» Data for review:

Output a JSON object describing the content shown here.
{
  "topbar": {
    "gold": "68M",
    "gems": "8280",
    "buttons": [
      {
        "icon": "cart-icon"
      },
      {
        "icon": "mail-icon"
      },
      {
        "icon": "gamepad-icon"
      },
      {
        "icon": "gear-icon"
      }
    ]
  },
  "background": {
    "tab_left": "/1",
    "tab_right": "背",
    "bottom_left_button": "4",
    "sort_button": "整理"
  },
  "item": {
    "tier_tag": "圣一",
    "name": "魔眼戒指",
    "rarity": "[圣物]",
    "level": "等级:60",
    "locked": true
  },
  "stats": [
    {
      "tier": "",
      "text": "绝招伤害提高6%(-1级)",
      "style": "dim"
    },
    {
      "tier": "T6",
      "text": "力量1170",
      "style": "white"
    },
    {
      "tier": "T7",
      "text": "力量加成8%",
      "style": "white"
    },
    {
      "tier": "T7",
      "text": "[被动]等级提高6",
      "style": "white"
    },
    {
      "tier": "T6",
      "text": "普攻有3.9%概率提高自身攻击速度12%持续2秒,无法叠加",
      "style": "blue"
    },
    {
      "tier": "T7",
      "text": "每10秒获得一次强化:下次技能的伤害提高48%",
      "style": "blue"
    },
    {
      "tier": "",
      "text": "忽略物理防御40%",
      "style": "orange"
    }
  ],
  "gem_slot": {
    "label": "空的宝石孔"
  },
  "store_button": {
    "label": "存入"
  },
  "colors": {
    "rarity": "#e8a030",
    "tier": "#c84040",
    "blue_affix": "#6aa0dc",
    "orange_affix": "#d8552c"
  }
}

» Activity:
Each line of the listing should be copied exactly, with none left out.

» Output for this exercise:
Output a JSON object describing the content shown here.
{
  "topbar": {
    "gold": "68M",
    "gems": "8280",
    "buttons": [
      {
        "icon": "cart-icon"
      },
      {
        "icon": "mail-icon"
      },
      {
        "icon": "gamepad-icon"
      },
      {
        "icon": "gear-icon"
      }
    ]
  },
  "background": {
    "tab_left": "/1",
    "tab_right": "背",
    "bottom_left_button": "4",
    "sort_button": "整理"
  },
  "item": {
    "tier_tag": "圣一",
    "name": "魔眼戒指",
    "rarity": "[圣物]",
    "level": "等级:60",
    "locked": true
  },
  "stats": [
    {
      "tier": "",
      "text": "绝招伤害提高6%(-1级)",
      "style": "dim"
    },
    {
      "tier": "T6",
      "text": "力量1170",
      "style": "white"
    },
    {
      "tier": "T7",
      "text": "力量加成8%",
      "style": "white"
    },
    {
      "tier": "T7",
      "text": "[被动]等级提高6",
      "style": "white"
    },
    {
      "tier": "T6",
      "text": "普攻有3.9%概率提高自身攻击速度12%持续2秒,无法叠加",
      "style": "blue"
    },
    {
      "tier": "T7",
      "text": "每10秒获得一次强化:下次技能的伤害提高48%",
      "style": "blue"
    },
    {
      "tier": "",
      "text": "忽略物理防御40%",
      "style": "orange"
    }
  ],
  "gem_slot": {
    "label": "空的宝石孔"
  },
  "store_button": {
    "label": "存入"
  },
  "colors": {
    "rarity": "#e8a030",
    "tier": "#c84040",
    "blue_affix": "#6aa0dc",
    "orange_affix": "#d8552c"
  }
}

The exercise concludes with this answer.